**About this task**
Type out each entry exactly.

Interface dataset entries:
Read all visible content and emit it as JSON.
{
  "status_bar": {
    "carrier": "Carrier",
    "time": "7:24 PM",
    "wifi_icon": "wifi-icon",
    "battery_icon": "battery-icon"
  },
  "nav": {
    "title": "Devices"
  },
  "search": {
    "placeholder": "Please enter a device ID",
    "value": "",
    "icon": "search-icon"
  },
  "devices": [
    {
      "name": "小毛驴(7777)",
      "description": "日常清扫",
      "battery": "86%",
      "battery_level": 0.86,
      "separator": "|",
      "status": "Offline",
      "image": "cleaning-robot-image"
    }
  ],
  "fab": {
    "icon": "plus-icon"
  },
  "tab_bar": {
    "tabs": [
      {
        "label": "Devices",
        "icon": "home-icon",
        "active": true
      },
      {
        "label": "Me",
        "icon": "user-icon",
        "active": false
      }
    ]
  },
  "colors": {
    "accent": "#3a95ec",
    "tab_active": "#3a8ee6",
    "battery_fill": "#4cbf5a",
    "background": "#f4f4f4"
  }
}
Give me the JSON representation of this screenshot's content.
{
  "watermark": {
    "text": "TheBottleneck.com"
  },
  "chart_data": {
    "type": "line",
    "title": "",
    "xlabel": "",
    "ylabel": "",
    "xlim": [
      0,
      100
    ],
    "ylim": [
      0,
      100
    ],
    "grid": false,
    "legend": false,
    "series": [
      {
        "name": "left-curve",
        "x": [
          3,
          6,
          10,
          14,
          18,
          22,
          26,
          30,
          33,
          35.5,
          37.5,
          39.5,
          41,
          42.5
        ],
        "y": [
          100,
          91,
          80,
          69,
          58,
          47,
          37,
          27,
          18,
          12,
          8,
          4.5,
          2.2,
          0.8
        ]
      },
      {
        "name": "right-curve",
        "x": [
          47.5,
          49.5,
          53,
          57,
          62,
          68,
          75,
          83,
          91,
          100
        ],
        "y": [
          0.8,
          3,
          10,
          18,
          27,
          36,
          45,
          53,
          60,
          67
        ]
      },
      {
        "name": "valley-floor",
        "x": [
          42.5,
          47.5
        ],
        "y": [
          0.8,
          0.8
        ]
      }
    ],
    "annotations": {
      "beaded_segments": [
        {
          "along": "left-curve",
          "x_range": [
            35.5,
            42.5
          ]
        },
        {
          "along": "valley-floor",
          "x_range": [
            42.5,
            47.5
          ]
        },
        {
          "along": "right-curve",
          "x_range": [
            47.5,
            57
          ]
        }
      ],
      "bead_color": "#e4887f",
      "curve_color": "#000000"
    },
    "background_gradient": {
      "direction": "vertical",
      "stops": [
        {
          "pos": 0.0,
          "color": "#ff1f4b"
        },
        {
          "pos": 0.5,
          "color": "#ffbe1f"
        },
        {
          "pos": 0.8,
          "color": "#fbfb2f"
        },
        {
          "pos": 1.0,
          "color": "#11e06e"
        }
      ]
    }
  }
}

**Task response**
Read all visible content and emit it as JSON.
{
  "status_bar": {
    "carrier": "Carrier",
    "time": "7:24 PM",
    "wifi_icon": "wifi-icon",
    "battery_icon": "battery-icon"
  },
  "nav": {
    "title": "Devices"
  },
  "search": {
    "placeholder": "Please enter a device ID",
    "value": "",
    "icon": "search-icon"
  },
  "devices": [
    {
      "name": "小毛驴(7777)",
      "description": "日常清扫",
      "battery": "86%",
      "battery_level": 0.86,
      "separator": "|",
      "status": "Offline",
      "image": "cleaning-robot-image"
    }
  ],
  "fab": {
    "icon": "plus-icon"
  },
  "tab_bar": {
    "tabs": [
      {
        "label": "Devices",
        "icon": "home-icon",
        "active": true
      },
      {
        "label": "Me",
        "icon": "user-icon",
        "active": false
      }
    ]
  },
  "colors": {
    "accent": "#3a95ec",
    "tab_active": "#3a8ee6",
    "battery_fill": "#4cbf5a",
    "background": "#f4f4f4"
  }
}
Give me the JSON representation of this screenshot's content.
{
  "watermark": {
    "text": "TheBottleneck.com"
  },
  "chart_data": {
    "type": "line",
    "title": "",
    "xlabel": "",
    "ylabel": "",
    "xlim": [
      0,
      100
    ],
    "ylim": [
      0,
      100
    ],
    "grid": false,
    "legend": false,
    "series": [
      {
        "name": "left-curve",
        "x": [
          3,
          6,
          10,
          14,
          18,
          22,
          26,
          30,
          33,
          35.5,
          37.5,
          39.5,
          41,
          42.5
        ],
        "y": [
          100,
          91,
          80,
          69,
          58,
          47,
          37,
          27,
          18,
          12,
          8,
          4.5,
          2.2,
          0.8
        ]
      },
      {
        "name": "right-curve",
        "x": [
          47.5,
          49.5,
          53,
          57,
          62,
          68,
          75,
          83,
          91,
          100
        ],
        "y": [
          0.8,
          3,
          10,
          18,
          27,
          36,
          45,
          53,
          60,
          67
        ]
      },
      {
        "name": "valley-floor",
        "x": [
          42.5,
          47.5
        ],
        "y": [
          0.8,
          0.8
        ]
      }
    ],
    "annotations": {
      "beaded_segments": [
        {
          "along": "left-curve",
          "x_range": [
            35.5,
            42.5
          ]
        },
        {
          "along": "valley-floor",
          "x_range": [
            42.5,
            47.5
          ]
        },
        {
          "along": "right-curve",
          "x_range": [
            47.5,
            57
          ]
        }
      ],
      "bead_color": "#e4887f",
      "curve_color": "#000000"
    },
    "background_gradient": {
      "direction": "vertical",
      "stops": [
        {
          "pos": 0.0,
          "color": "#ff1f4b"
        },
        {
          "pos": 0.5,
          "color": "#ffbe1f"
        },
        {
          "pos": 0.8,
          "color": "#fbfb2f"
        },
        {
          "pos": 1.0,
          "color": "#11e06e"
        }
      ]
    }
  }
}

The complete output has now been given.